While analyzing the WPC result for my review series (starting with WPC 2018 review, part 1), I made a couple of pretty graphs, which I’d like to share here. To make these, I scraped the result PDF into a spreadsheet; I hope it’s useful to you.
To start with, a visualization of my scores per round, relative to the 10th best score. This is what I based my analysis on. A very flat Thursday, peak for the Paths round, Friday afternoon dip and then a strong finish.
My score per round relative to 10th best
Next a couple of graphs of how the positions developed over the course of the tournament. As a base-line for each of these, I chose the sum of n-th best scores per round, for a suitable n. First you can see just how much stronger Ken Endo is than anyone else, then that things were more exciting behind him than the first graph shows.
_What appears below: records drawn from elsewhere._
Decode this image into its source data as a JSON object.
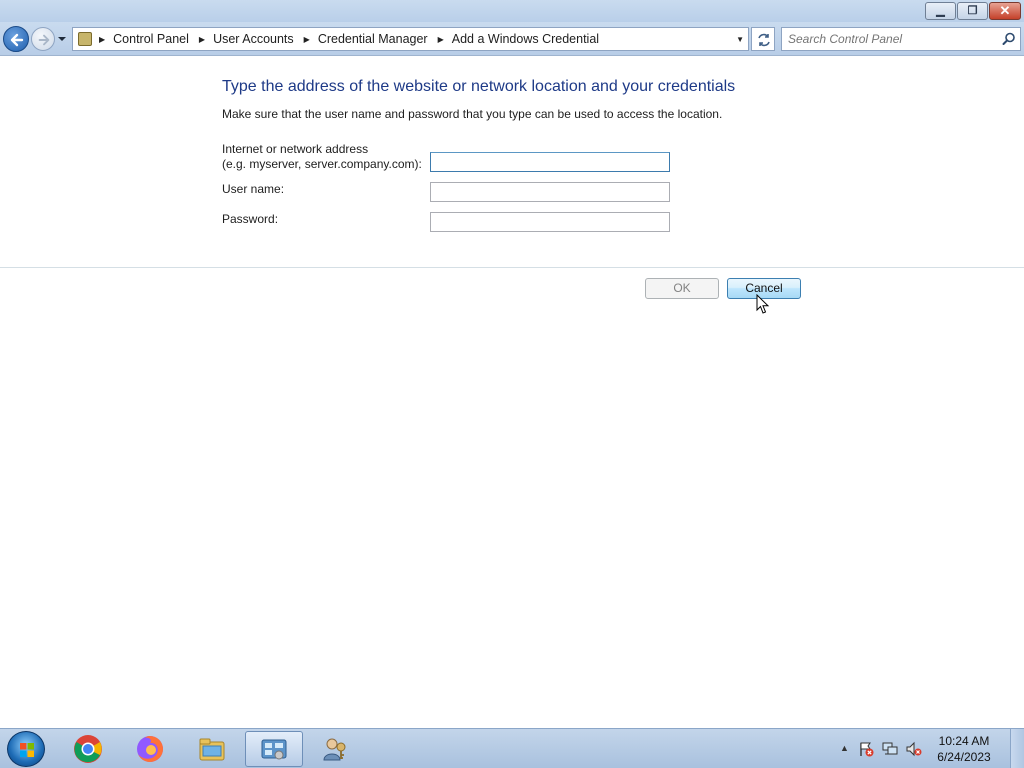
{
  "breadcrumb": {
    "items": [
      "Control Panel",
      "User Accounts",
      "Credential Manager",
      "Add a Windows Credential"
    ]
  },
  "search": {
    "placeholder": "Search Control Panel"
  },
  "form": {
    "heading": "Type the address of the website or network location and your credentials",
    "subtext": "Make sure that the user name and password that you type can be used to access the location.",
    "address_label_line1": "Internet or network address",
    "address_label_line2": "(e.g. myserver, server.company.com):",
    "address_value": "",
    "username_label": "User name:",
    "username_value": "",
    "password_label": "Password:",
    "password_value": ""
  },
  "buttons": {
    "ok_label": "OK",
    "cancel_label": "Cancel"
  },
  "taskbar": {
    "items": [
      "chrome-icon",
      "firefox-icon",
      "explorer-icon",
      "control-panel-icon",
      "credential-manager-icon"
    ],
    "active_item": "control-panel-icon",
    "clock_time": "10:24 AM",
    "clock_date": "6/24/2023"
  },
  "colors": {
    "heading": "#1e3a87",
    "accent": "#3c7fb1",
    "titlebar": "#c9dbef"
  }
}
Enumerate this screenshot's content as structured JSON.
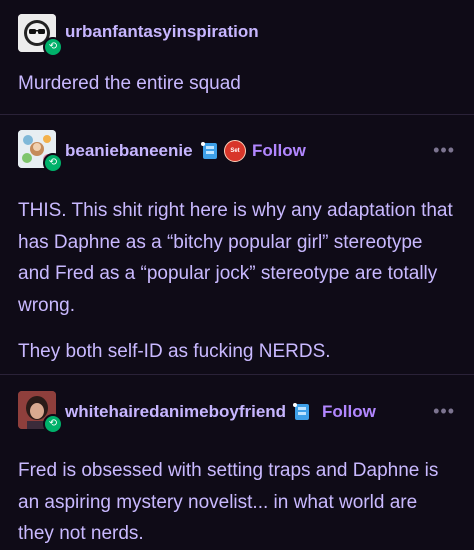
{
  "posts": [
    {
      "username": "urbanfantasyinspiration",
      "text": [
        "Murdered the entire squad"
      ]
    },
    {
      "username": "beaniebaneenie",
      "badge_label": "Set",
      "follow_label": "Follow",
      "more_label": "•••",
      "text": [
        "THIS. This shit right here is why any adaptation that has Daphne as a “bitchy popular girl” stereotype and Fred as a “popular jock” stereotype are totally wrong.",
        "They both self-ID as fucking NERDS."
      ]
    },
    {
      "username": "whitehairedanimeboyfriend",
      "follow_label": "Follow",
      "more_label": "•••",
      "text": [
        "Fred is obsessed with setting traps and Daphne is an aspiring mystery novelist... in what world are they not nerds."
      ]
    }
  ],
  "colors": {
    "background": "#0f0b17",
    "text": "#c9b9ff",
    "follow": "#b287ff",
    "reblog_badge": "#00b16a"
  },
  "icons": {
    "reblog": "reblog-icon",
    "more": "more-options-icon"
  }
}
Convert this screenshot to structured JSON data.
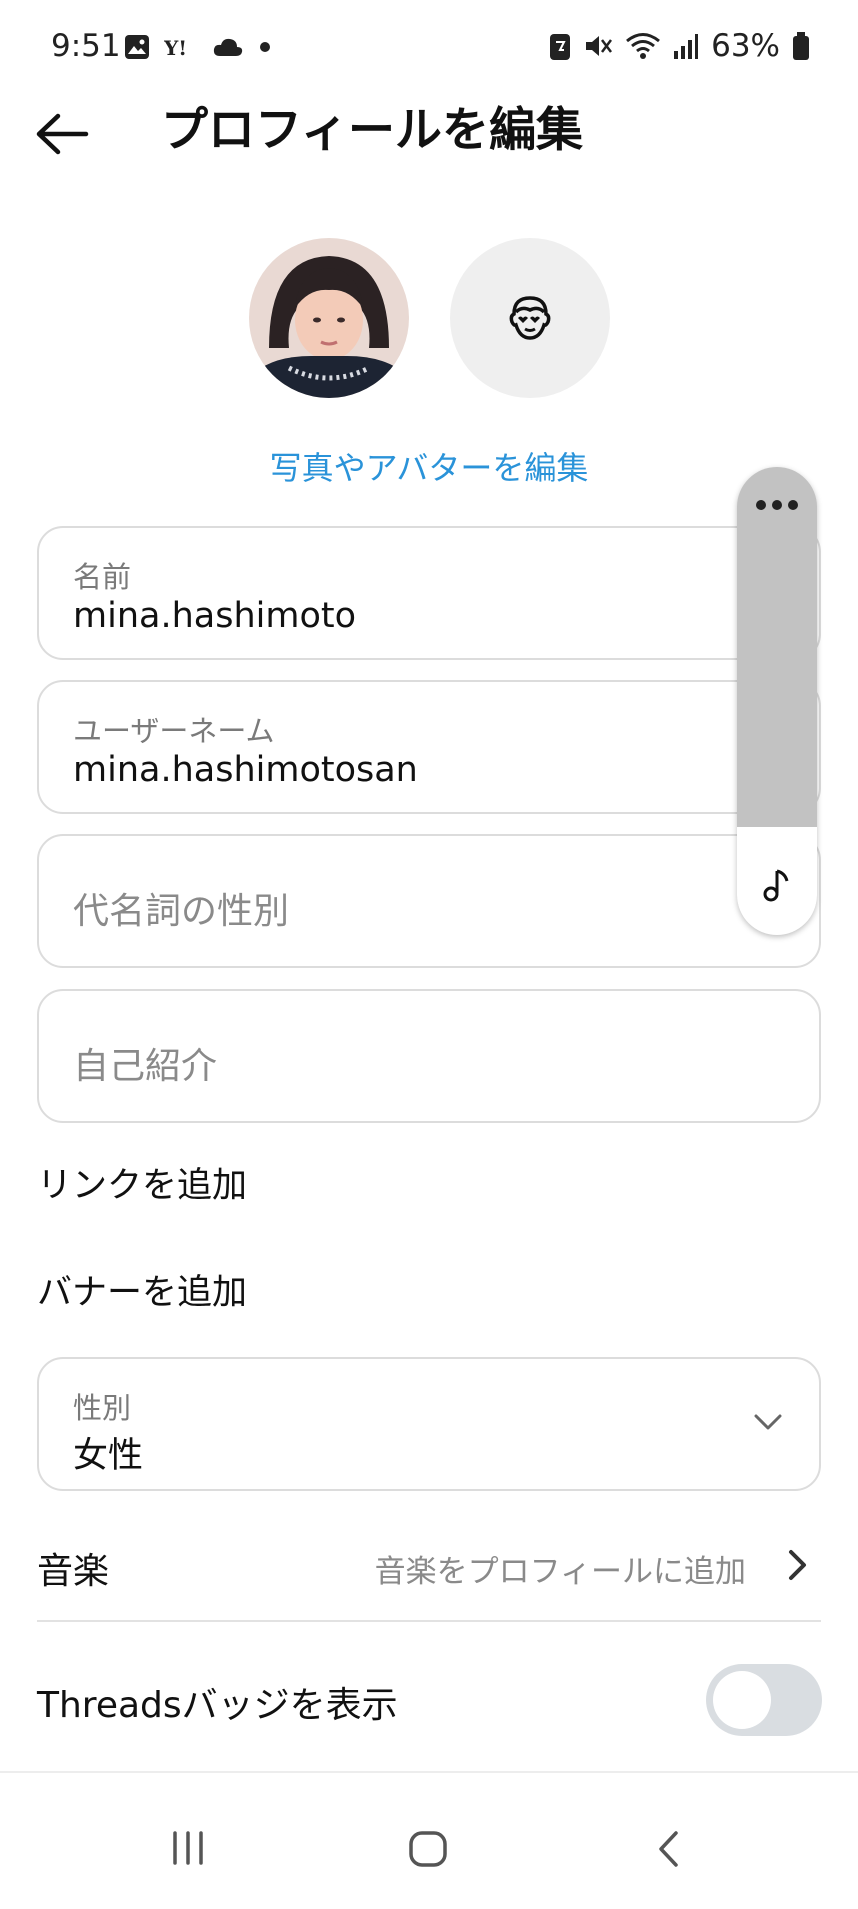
{
  "status_bar": {
    "time": "9:51",
    "battery": "63%",
    "left_icons": [
      "gallery-icon",
      "yahoo-icon",
      "cloud-icon",
      "dot-icon"
    ],
    "right_icons": [
      "nfc-icon",
      "mute-icon",
      "wifi-icon",
      "signal-icon",
      "battery-icon"
    ]
  },
  "header": {
    "title": "プロフィールを編集"
  },
  "profile": {
    "edit_photo_label": "写真やアバターを編集"
  },
  "fields": {
    "name": {
      "label": "名前",
      "value": "mina.hashimoto"
    },
    "username": {
      "label": "ユーザーネーム",
      "value": "mina.hashimotosan"
    },
    "pronouns": {
      "placeholder": "代名詞の性別"
    },
    "bio": {
      "placeholder": "自己紹介"
    },
    "gender": {
      "label": "性別",
      "value": "女性"
    }
  },
  "rows": {
    "add_link": "リンクを追加",
    "add_banner": "バナーを追加",
    "music_label": "音楽",
    "music_hint": "音楽をプロフィールに追加",
    "threads_badge": "Threadsバッジを表示"
  },
  "toggles": {
    "threads_badge_on": false
  },
  "colors": {
    "accent_link": "#2a93d9",
    "border": "#dcdcdc",
    "toggle_off": "#d9dde1"
  }
}
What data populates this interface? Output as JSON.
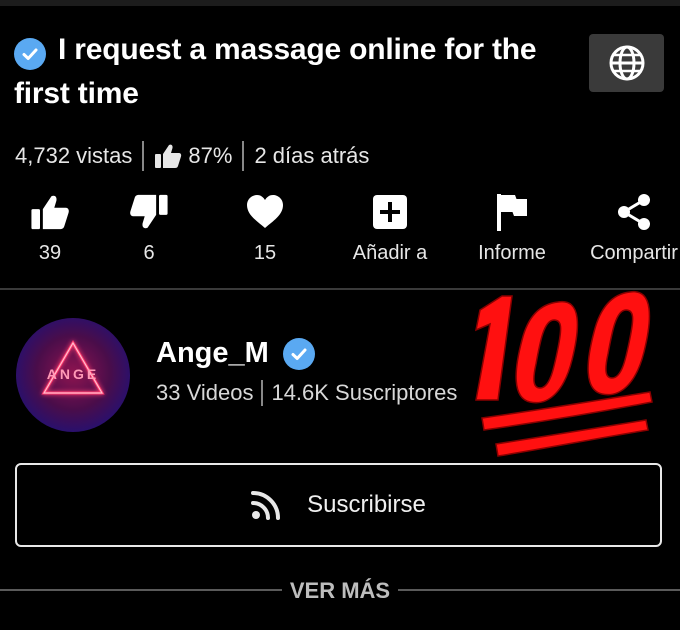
{
  "video": {
    "title": "I request a massage online for the first time",
    "views": "4,732 vistas",
    "rating": "87%",
    "age": "2 días atrás"
  },
  "actions": {
    "like": {
      "label": "39",
      "icon": "thumbs-up-icon"
    },
    "dislike": {
      "label": "6",
      "icon": "thumbs-down-icon"
    },
    "favorite": {
      "label": "15",
      "icon": "heart-icon"
    },
    "add": {
      "label": "Añadir a",
      "icon": "plus-box-icon"
    },
    "report": {
      "label": "Informe",
      "icon": "flag-icon"
    },
    "share": {
      "label": "Compartir",
      "icon": "share-icon"
    }
  },
  "channel": {
    "name": "Ange_M",
    "avatar_text": "ANGE",
    "videos": "33 Videos",
    "subscribers": "14.6K Suscriptores"
  },
  "subscribe": {
    "label": "Suscribirse",
    "icon": "rss-icon"
  },
  "more": {
    "label": "VER MÁS"
  },
  "overlay": {
    "emoji": "hundred-points-emoji",
    "color": "#ff1010"
  },
  "colors": {
    "background": "#000000",
    "verified": "#5aa9f2",
    "accent": "#ff2d6f"
  }
}
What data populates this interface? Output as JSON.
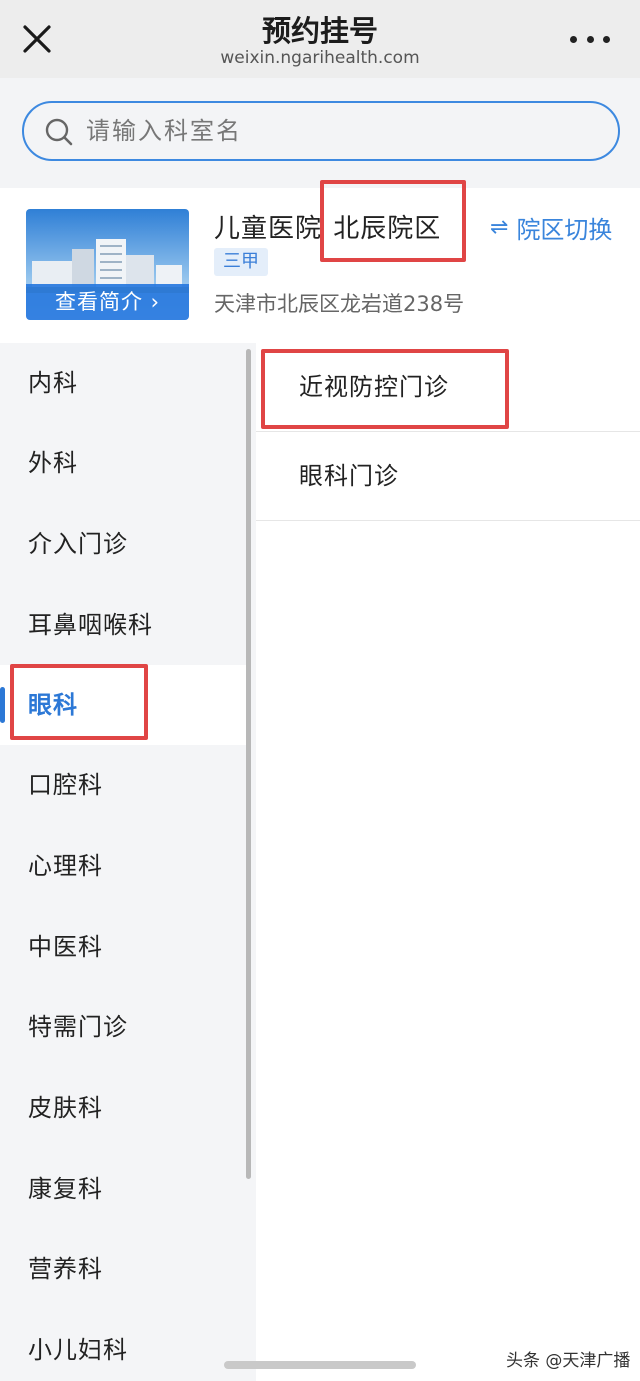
{
  "header": {
    "title": "预约挂号",
    "url": "weixin.ngarihealth.com"
  },
  "search": {
    "placeholder": "请输入科室名"
  },
  "hospital": {
    "view_intro": "查看简介 ›",
    "name": "儿童医院",
    "branch": "北辰院区",
    "grade_badge": "三甲",
    "address": "天津市北辰区龙岩道238号",
    "switch_icon": "⇌",
    "switch_label": "院区切换"
  },
  "departments": [
    {
      "label": "内科"
    },
    {
      "label": "外科"
    },
    {
      "label": "介入门诊"
    },
    {
      "label": "耳鼻咽喉科"
    },
    {
      "label": "眼科"
    },
    {
      "label": "口腔科"
    },
    {
      "label": "心理科"
    },
    {
      "label": "中医科"
    },
    {
      "label": "特需门诊"
    },
    {
      "label": "皮肤科"
    },
    {
      "label": "康复科"
    },
    {
      "label": "营养科"
    },
    {
      "label": "小儿妇科"
    }
  ],
  "selected_department": "眼科",
  "clinics": [
    {
      "label": "近视防控门诊"
    },
    {
      "label": "眼科门诊"
    }
  ],
  "watermark": "头条 @天津广播",
  "colors": {
    "accent": "#2c78d6",
    "highlight_box": "#e04545",
    "sidebar_bg": "#f4f5f7"
  },
  "icons": [
    "close-icon",
    "more-icon",
    "search-icon",
    "swap-icon"
  ]
}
And finally a top 20+ graph.
Top 10 relative to the sum of 5th best scores
Same graph (relative to 10th best), but excluding Ken Endo
Top 20+ without Ken, relative to 15th best
I’d love to see what else you can get out of the data!
Welcome back, to the final episode packed with puzzles and drama. For the morning, we had the last two preliminary rounds on the schedule. By this time I knew where I was at: Around 14th place, which is a decent result for me relative to past performance. I managed to decide to be ok with it, particularly with not having come in to the competition in best shape.
Time for the next batch of puzzle rounds at the 2018 WPC, with Friday afternoon, which had a focus on novel types and variants. Besides three individual rounds, we met the first team rounds. (The previous parts of this sequence: part 1, part 2, part 3.)
On to Friday morning. Read about Thursday in part 1 and part 2. The day started with a round playing to my strengths:
Second part of my review, with the afternoon of day one. I wrote about the morning in part 1. The afternoon was made up of three long rounds (60 minutes and twice 90 minutes), starting from 14:00. One of the really nice things this year was the consistent and relaxed schedule, with a regular long lunch break from a few minutes past 12 to 14, long enough breaks, and precise starting times. (Besides that first round of the WSC which started 3 minutes early, but… people were consistently on time after that!) I felt that things had been a bit packed and rushed the last three years, so this was a very welcome change to me.
I’m starting to question my choice of posting all the linkable practice puzzles before the corresponding WPC review post… This is a great take on the standard Domino dissection puzzle that keeps the core while making it logically richer and less susceptible to uniqueness deductions.
Rules Partition the grid into areas of size three, such that each domino can be placed within one of the areas.
Or see the instruction booklet.
Next WPC preparation puzzle, this one from round 5, Variations. You might as well call it a First Seen No-Islands Tapa.
Rules Shade some empty cells to form a Coral, compare Puzzle 27. The clue cells count as empty cells for the coral and can not be shaded. They indicate the lengths of the first blocks seen in each of the up to four directions.
Or better see the instruction booklet.